He also alleged two men in front of him in the queue gave a carton of cigarettes and alcohol to two customs staff who policed the queue. These travellers were then allowed to go without having their luggage scanned in the x-ray scanner.

Tonga claimed a female custom officer approached him and others and asked if there was any stuff in their luggage that could pose a danger, to which he replied in the negative.

The woman then looked at another customs officer who told the woman jokingly that Tonga was a rich man.

Tonga replied he was not and had no money because he was poor.

The man then indicated to another man who stood by the scanner to take Tonga’s luggage and scan it.

Tonga claimed he was told to pay TP$100 at a booth, but when he asked the cashier for a receipt he was told there was none.

He said when he was asked by the ombudsmen for concrete evidence to support his complaint he asked them to check the log book at the airport to see who were working on June 29 when their flight arrived.

Bloomfield called on travellers who arrived at the airport to take pictures and videos if they could to support any complaint against staff at the airport.

He said the Ministry would wait for a contact from the Ombudsman’s office regarding Tonga’s complaint.

The main points

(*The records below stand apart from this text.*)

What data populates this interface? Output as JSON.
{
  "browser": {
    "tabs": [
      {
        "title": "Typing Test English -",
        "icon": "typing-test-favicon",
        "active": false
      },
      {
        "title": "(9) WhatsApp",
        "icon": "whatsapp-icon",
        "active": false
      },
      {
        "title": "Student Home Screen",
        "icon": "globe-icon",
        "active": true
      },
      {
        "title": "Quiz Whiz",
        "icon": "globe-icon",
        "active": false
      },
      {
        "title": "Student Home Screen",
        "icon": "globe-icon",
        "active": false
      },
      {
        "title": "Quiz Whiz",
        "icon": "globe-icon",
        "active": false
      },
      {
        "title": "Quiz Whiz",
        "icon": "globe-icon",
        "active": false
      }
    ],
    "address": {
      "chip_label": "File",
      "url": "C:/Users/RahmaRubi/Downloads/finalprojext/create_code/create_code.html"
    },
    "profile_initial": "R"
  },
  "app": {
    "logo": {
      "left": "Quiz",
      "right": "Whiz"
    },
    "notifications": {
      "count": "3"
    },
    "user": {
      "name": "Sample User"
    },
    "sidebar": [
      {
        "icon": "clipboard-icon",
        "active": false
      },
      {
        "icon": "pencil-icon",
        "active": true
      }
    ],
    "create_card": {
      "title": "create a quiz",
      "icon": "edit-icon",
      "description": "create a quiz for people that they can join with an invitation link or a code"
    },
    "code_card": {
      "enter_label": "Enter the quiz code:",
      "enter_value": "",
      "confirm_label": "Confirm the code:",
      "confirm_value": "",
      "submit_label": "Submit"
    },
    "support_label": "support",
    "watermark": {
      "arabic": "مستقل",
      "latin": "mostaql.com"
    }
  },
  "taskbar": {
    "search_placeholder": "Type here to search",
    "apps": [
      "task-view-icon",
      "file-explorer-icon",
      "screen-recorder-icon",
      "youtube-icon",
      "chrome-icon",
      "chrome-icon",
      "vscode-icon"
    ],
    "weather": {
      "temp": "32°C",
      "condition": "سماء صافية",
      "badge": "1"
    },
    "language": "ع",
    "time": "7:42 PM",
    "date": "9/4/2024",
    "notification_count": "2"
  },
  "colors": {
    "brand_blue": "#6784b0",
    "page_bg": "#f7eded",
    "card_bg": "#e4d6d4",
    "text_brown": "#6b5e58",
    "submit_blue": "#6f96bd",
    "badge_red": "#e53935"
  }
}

  • The Chief Executive Officer of the Ministry of Revenue and Customs, Kulu ‘Anisi Bloomfield, has apologised to a complainant who accused his staff at Fu’amotu International airport of bribery and corruption.
  • However, Bloomfield said the complaint could have been resolved quickly if the complainant had spoken to the officer in charge of the airport so they could work directly with him there.
  • Auckland-based Sylvester Tonga alleged that he was told at the airport recently that he and others who were collecting their luggage were told they could clear it quickly if they paid the staff.
  • Tonga told Kaniva News he was surprised to see how the alleged corruption was conducted in front of the travellers.